▶ **Required action**:
Report every line below that has the string "Режим" in it.

▶ **The data**:
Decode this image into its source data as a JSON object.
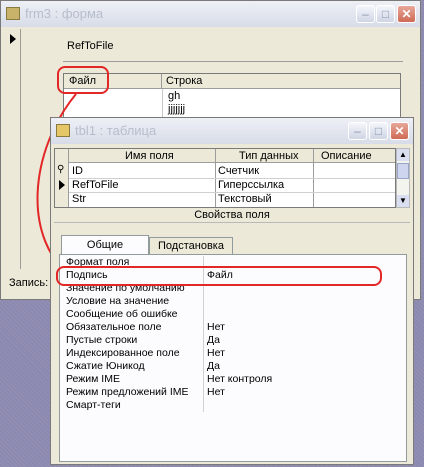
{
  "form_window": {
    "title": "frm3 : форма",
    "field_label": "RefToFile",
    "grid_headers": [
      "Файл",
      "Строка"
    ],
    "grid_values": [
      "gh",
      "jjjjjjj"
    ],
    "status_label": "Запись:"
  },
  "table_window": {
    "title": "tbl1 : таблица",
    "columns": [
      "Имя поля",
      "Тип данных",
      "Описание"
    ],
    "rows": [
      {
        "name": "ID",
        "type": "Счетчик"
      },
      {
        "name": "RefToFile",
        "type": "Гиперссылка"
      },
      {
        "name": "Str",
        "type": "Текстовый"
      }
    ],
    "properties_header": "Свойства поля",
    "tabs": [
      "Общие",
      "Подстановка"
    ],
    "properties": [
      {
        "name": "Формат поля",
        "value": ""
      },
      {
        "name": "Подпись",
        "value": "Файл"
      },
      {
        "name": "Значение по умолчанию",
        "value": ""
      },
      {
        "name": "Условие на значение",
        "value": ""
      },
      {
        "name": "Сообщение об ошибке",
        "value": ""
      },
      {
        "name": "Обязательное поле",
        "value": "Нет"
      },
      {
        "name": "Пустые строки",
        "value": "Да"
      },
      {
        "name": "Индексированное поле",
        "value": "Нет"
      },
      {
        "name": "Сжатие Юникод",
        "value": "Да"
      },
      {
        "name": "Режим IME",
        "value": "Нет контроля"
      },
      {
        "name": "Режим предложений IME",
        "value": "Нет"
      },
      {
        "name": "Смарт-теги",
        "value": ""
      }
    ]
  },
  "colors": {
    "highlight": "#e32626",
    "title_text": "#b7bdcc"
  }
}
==
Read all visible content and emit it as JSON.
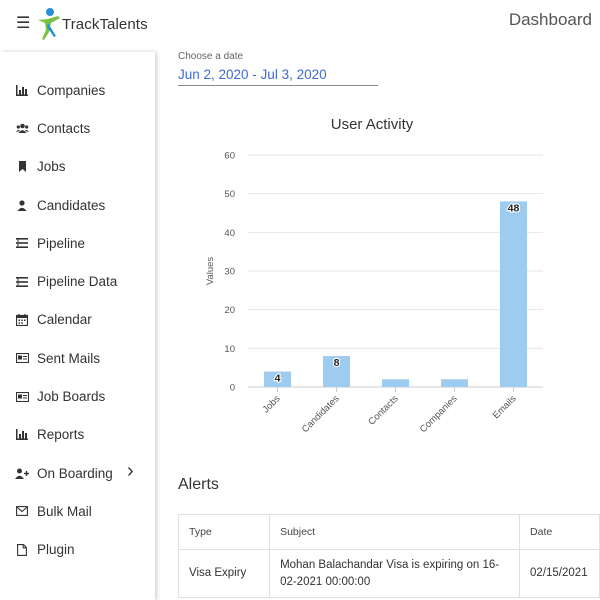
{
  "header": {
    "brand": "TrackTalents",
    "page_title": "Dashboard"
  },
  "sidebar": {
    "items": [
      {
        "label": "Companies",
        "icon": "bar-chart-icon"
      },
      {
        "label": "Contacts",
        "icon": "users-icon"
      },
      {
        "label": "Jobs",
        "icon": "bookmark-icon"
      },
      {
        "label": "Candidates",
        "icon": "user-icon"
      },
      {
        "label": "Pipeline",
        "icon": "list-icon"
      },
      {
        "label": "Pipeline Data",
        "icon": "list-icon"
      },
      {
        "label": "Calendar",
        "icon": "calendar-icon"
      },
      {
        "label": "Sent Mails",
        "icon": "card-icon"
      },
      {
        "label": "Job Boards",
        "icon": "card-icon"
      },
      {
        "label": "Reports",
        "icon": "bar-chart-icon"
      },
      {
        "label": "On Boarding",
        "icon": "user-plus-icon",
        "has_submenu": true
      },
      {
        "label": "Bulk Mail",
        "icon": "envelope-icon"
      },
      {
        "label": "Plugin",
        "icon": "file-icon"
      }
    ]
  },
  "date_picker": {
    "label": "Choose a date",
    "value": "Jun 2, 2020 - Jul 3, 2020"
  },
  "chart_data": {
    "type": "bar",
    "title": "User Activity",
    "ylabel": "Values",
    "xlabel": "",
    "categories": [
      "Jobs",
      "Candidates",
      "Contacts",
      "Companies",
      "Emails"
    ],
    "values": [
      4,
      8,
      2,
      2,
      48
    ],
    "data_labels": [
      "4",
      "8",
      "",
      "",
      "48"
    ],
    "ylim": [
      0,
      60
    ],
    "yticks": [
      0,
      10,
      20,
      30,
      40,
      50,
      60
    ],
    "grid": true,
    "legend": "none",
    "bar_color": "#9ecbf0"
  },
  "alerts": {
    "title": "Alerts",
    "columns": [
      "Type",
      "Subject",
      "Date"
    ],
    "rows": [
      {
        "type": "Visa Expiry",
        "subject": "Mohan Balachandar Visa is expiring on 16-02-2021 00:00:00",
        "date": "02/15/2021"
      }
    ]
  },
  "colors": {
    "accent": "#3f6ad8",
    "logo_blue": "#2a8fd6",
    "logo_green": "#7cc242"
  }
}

▶ **Written solution**:
        "name": "Режим IME",
        "name": "Режим предложений IME",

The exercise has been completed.